There are now two Florida appellate courts – including the one that oversees courts in Fort Myers – that have ruled in favor of eliminating medical malpractice damage caps of non-economic damages in personal injury lawsuits. That means we could be very close to seeing the elimination of damage caps in all medical malpractice lawsuits in the state. The most recent ruling was handed down by Florida’s 2nd District Court of Appeal in Port Charlotte HMA v. Suarez.

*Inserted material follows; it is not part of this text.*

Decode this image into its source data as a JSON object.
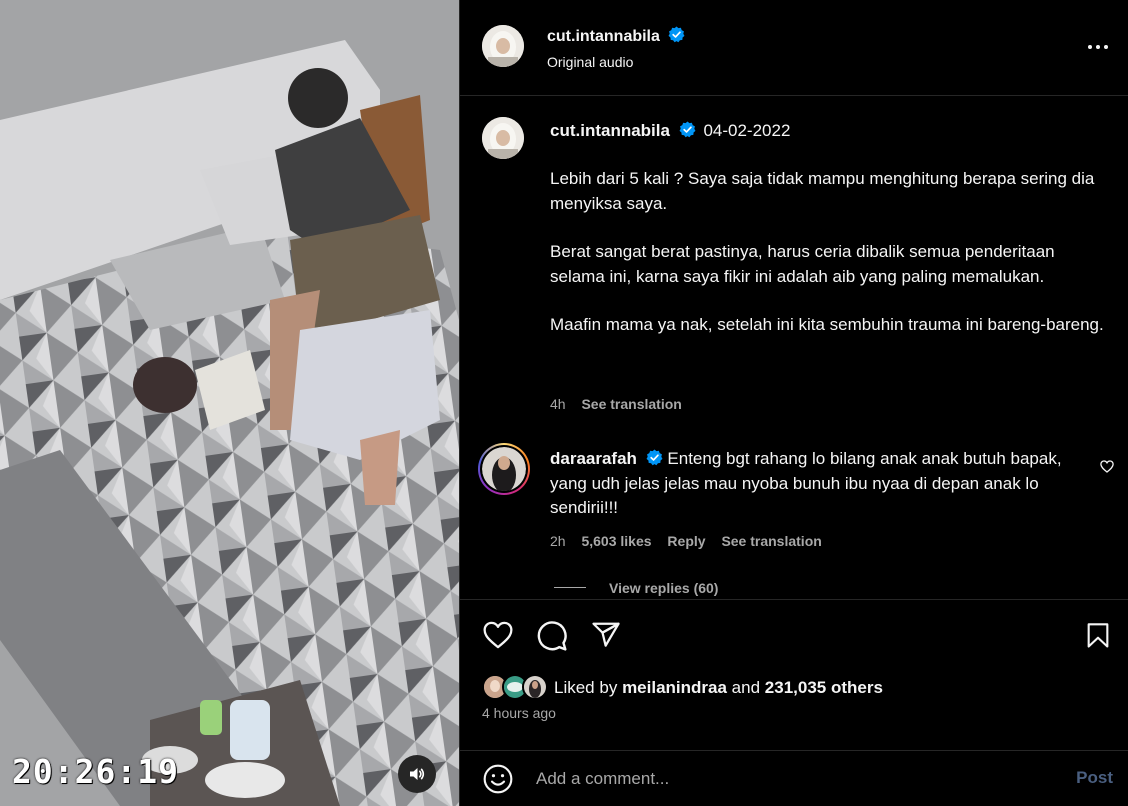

The Florida Supreme Court was already considering an earlier ruling to this same effect made by Florida’s 4th District Court of Appeal in North Broward Hospital v. Kalitan. Both rulings cite precedent set by the Florida’s Supreme Court’s 2014 opinion in McCall v. U.S., which struck down medical malpractice damage caps in wrongful death cases, finding them unconstitutional. But McCall, which invoked the constitutional right to equal protection, applied only to those cases in which the patient had died. Surviving patients are still subject to damage caps, which were approved by then-Gov. Jeb Bush, who sided with lawmakers citing a “medical malpractice crisis.” It was asserted such caps were needed to stem the tide of doctors fleeing the state due to hefty medical malpractice payouts. The state supreme court conducted its own analysis and found these and other claims upon which the law was enacted were simply untrue (the number of doctors in Florida was actually increasing during this time and there was no evidence of frivolous lawsuits or excessive verdicts).
Other states, including Illinois and New Hampshire, have previously struck down damage caps in medical malpractice lawsuits. Continue reading ›